*Exercise*.
Output the listing below verbatim, without images.

[Start of section]

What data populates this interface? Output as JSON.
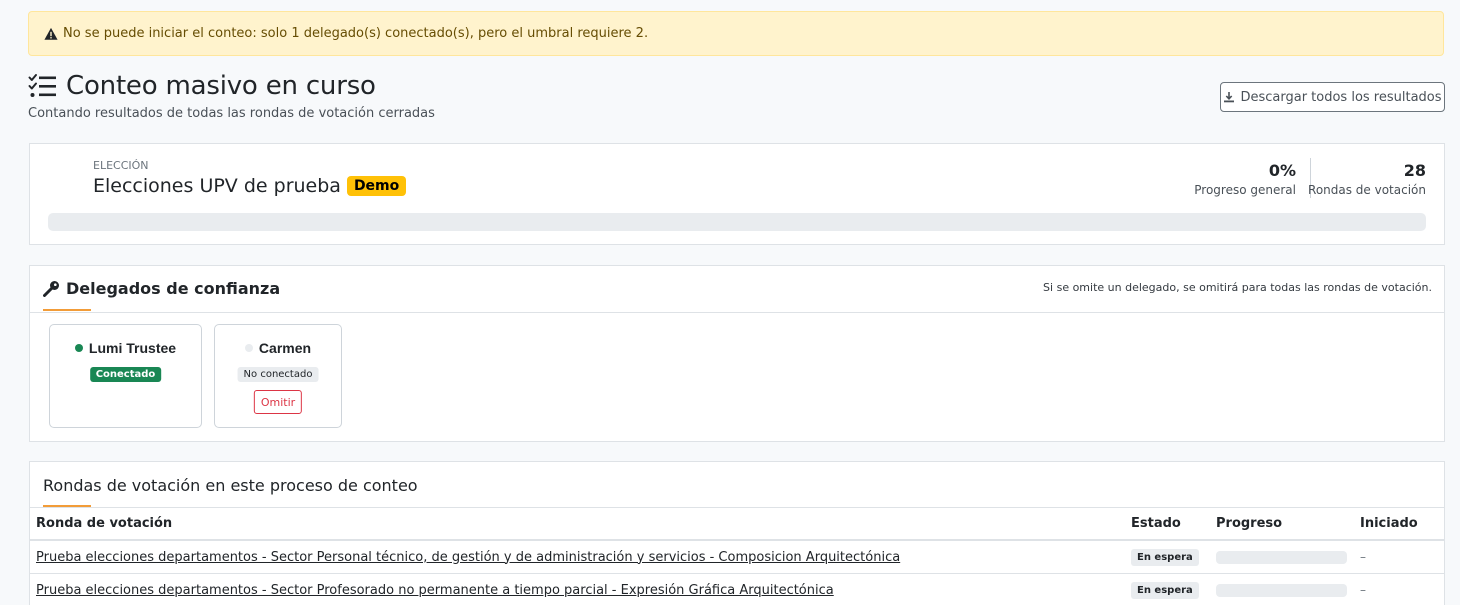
{
  "alert": {
    "message": "No se puede iniciar el conteo: solo 1 delegado(s) conectado(s), pero el umbral requiere 2.",
    "color": "#fff3cd"
  },
  "header": {
    "title": "Conteo masivo en curso",
    "subtitle": "Contando resultados de todas las rondas de votación cerradas",
    "download_label": "Descargar todos los resultados",
    "title_icon": "list-check-icon",
    "download_icon": "download-icon"
  },
  "election": {
    "label": "ELECCIÓN",
    "name": "Elecciones UPV de prueba",
    "badge": "Demo",
    "badge_color": "#ffc107",
    "progress_value": "0%",
    "progress_label": "Progreso general",
    "progress_fraction": 0,
    "rounds_value": "28",
    "rounds_label": "Rondas de votación"
  },
  "trustees": {
    "title": "Delegados de confianza",
    "icon": "key-icon",
    "note": "Si se omite un delegado, se omitirá para todas las rondas de votación.",
    "items": [
      {
        "name": "Lumi Trustee",
        "status": "Conectado",
        "online": true
      },
      {
        "name": "Carmen",
        "status": "No conectado",
        "online": false,
        "omit_label": "Omitir"
      }
    ],
    "accent_color": "#f29c38",
    "online_color": "#198754",
    "danger_color": "#dc3545"
  },
  "rounds": {
    "title": "Rondas de votación en este proceso de conteo",
    "columns": [
      "Ronda de votación",
      "Estado",
      "Progreso",
      "Iniciado"
    ],
    "rows": [
      {
        "name": "Prueba elecciones departamentos - Sector Personal técnico, de gestión y de administración y servicios - Composicion Arquitectónica",
        "state": "En espera",
        "progress_fraction": 0,
        "started": "–"
      },
      {
        "name": "Prueba elecciones departamentos - Sector Profesorado no permanente a tiempo parcial - Expresión Gráfica Arquitectónica",
        "state": "En espera",
        "progress_fraction": 0,
        "started": "–"
      }
    ]
  }
}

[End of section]

*Solution below*.
What data populates this interface? Output as JSON.
{
  "alert": {
    "message": "No se puede iniciar el conteo: solo 1 delegado(s) conectado(s), pero el umbral requiere 2.",
    "color": "#fff3cd"
  },
  "header": {
    "title": "Conteo masivo en curso",
    "subtitle": "Contando resultados de todas las rondas de votación cerradas",
    "download_label": "Descargar todos los resultados",
    "title_icon": "list-check-icon",
    "download_icon": "download-icon"
  },
  "election": {
    "label": "ELECCIÓN",
    "name": "Elecciones UPV de prueba",
    "badge": "Demo",
    "badge_color": "#ffc107",
    "progress_value": "0%",
    "progress_label": "Progreso general",
    "progress_fraction": 0,
    "rounds_value": "28",
    "rounds_label": "Rondas de votación"
  },
  "trustees": {
    "title": "Delegados de confianza",
    "icon": "key-icon",
    "note": "Si se omite un delegado, se omitirá para todas las rondas de votación.",
    "items": [
      {
        "name": "Lumi Trustee",
        "status": "Conectado",
        "online": true
      },
      {
        "name": "Carmen",
        "status": "No conectado",
        "online": false,
        "omit_label": "Omitir"
      }
    ],
    "accent_color": "#f29c38",
    "online_color": "#198754",
    "danger_color": "#dc3545"
  },
  "rounds": {
    "title": "Rondas de votación en este proceso de conteo",
    "columns": [
      "Ronda de votación",
      "Estado",
      "Progreso",
      "Iniciado"
    ],
    "rows": [
      {
        "name": "Prueba elecciones departamentos - Sector Personal técnico, de gestión y de administración y servicios - Composicion Arquitectónica",
        "state": "En espera",
        "progress_fraction": 0,
        "started": "–"
      },
      {
        "name": "Prueba elecciones departamentos - Sector Profesorado no permanente a tiempo parcial - Expresión Gráfica Arquitectónica",
        "state": "En espera",
        "progress_fraction": 0,
        "started": "–"
      }
    ]
  }
}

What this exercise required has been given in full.